Using the data below, gather each line that includes the word "content".

Data excerpts
....................

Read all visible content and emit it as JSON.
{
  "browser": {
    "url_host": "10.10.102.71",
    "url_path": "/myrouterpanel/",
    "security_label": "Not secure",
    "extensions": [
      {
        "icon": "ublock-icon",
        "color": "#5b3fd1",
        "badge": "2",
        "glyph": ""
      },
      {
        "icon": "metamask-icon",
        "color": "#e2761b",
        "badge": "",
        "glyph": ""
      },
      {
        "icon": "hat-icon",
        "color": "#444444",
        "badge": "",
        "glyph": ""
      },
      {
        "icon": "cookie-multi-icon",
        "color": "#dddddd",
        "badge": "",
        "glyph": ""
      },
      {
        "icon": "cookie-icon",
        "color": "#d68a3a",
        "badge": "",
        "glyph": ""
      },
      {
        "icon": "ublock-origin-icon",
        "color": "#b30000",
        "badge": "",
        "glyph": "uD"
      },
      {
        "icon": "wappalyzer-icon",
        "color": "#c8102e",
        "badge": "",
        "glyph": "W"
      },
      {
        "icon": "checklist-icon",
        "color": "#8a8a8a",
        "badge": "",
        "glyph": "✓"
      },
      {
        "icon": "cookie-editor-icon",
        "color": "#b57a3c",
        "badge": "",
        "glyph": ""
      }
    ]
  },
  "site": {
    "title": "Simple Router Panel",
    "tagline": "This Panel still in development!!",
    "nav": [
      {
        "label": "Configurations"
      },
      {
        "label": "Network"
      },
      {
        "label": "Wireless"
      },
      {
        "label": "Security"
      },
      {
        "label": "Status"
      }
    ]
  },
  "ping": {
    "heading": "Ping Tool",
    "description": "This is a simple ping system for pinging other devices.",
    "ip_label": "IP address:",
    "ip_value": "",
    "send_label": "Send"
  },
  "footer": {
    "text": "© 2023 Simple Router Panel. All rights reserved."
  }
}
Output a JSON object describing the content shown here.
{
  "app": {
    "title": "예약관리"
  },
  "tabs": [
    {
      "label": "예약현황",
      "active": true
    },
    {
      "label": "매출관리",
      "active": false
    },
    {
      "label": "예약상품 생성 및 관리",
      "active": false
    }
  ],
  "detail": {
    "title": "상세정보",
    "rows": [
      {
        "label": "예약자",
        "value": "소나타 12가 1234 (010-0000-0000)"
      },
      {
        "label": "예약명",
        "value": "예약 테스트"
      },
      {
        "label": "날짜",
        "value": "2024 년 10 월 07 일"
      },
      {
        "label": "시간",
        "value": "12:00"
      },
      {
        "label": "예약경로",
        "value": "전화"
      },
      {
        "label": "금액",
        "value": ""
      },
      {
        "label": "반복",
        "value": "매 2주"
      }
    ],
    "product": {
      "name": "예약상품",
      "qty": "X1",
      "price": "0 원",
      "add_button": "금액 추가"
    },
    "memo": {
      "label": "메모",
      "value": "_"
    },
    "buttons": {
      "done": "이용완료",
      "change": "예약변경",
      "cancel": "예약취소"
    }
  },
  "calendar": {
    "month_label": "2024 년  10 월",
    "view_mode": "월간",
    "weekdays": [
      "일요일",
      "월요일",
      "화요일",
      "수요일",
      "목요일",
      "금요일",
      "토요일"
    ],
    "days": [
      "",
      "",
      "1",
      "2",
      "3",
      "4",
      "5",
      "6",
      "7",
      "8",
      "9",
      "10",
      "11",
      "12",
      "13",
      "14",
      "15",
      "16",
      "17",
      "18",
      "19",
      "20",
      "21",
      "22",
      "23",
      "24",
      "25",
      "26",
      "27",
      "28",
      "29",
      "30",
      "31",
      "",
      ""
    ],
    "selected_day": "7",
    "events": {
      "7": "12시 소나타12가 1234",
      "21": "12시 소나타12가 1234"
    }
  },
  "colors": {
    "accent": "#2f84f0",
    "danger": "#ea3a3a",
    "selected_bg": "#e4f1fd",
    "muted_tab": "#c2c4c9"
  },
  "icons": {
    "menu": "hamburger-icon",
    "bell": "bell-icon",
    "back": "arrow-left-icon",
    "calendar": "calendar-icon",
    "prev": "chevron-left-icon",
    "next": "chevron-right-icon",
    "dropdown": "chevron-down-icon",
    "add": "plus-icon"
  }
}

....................

Response to this task >>
Read all visible content and emit it as JSON.
Output a JSON object describing the content shown here.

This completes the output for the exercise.